Assignment =>
Return each of the entries below precisely as it appears.

(Items from a dataset)
Segment Open

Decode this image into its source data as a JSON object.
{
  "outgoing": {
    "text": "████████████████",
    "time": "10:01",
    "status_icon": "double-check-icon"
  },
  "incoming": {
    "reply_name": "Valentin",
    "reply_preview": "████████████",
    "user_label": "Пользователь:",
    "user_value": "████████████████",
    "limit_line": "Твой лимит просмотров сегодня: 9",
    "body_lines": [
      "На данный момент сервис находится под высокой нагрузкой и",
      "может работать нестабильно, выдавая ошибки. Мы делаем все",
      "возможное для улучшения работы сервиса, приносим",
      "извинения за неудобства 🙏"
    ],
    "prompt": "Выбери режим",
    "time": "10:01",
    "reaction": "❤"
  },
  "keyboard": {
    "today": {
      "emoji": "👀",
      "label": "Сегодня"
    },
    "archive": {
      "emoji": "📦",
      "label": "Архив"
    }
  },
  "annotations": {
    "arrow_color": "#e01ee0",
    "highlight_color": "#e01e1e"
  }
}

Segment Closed

Result below =>
Decode this image into its source data as a JSON object.
{
  "outgoing": {
    "text": "████████████████",
    "time": "10:01",
    "status_icon": "double-check-icon"
  },
  "incoming": {
    "reply_name": "Valentin",
    "reply_preview": "████████████",
    "user_label": "Пользователь:",
    "user_value": "████████████████",
    "limit_line": "Твой лимит просмотров сегодня: 9",
    "body_lines": [
      "На данный момент сервис находится под высокой нагрузкой и",
      "может работать нестабильно, выдавая ошибки. Мы делаем все",
      "возможное для улучшения работы сервиса, приносим",
      "извинения за неудобства 🙏"
    ],
    "prompt": "Выбери режим",
    "time": "10:01",
    "reaction": "❤"
  },
  "keyboard": {
    "today": {
      "emoji": "👀",
      "label": "Сегодня"
    },
    "archive": {
      "emoji": "📦",
      "label": "Архив"
    }
  },
  "annotations": {
    "arrow_color": "#e01ee0",
    "highlight_color": "#e01e1e"
  }
}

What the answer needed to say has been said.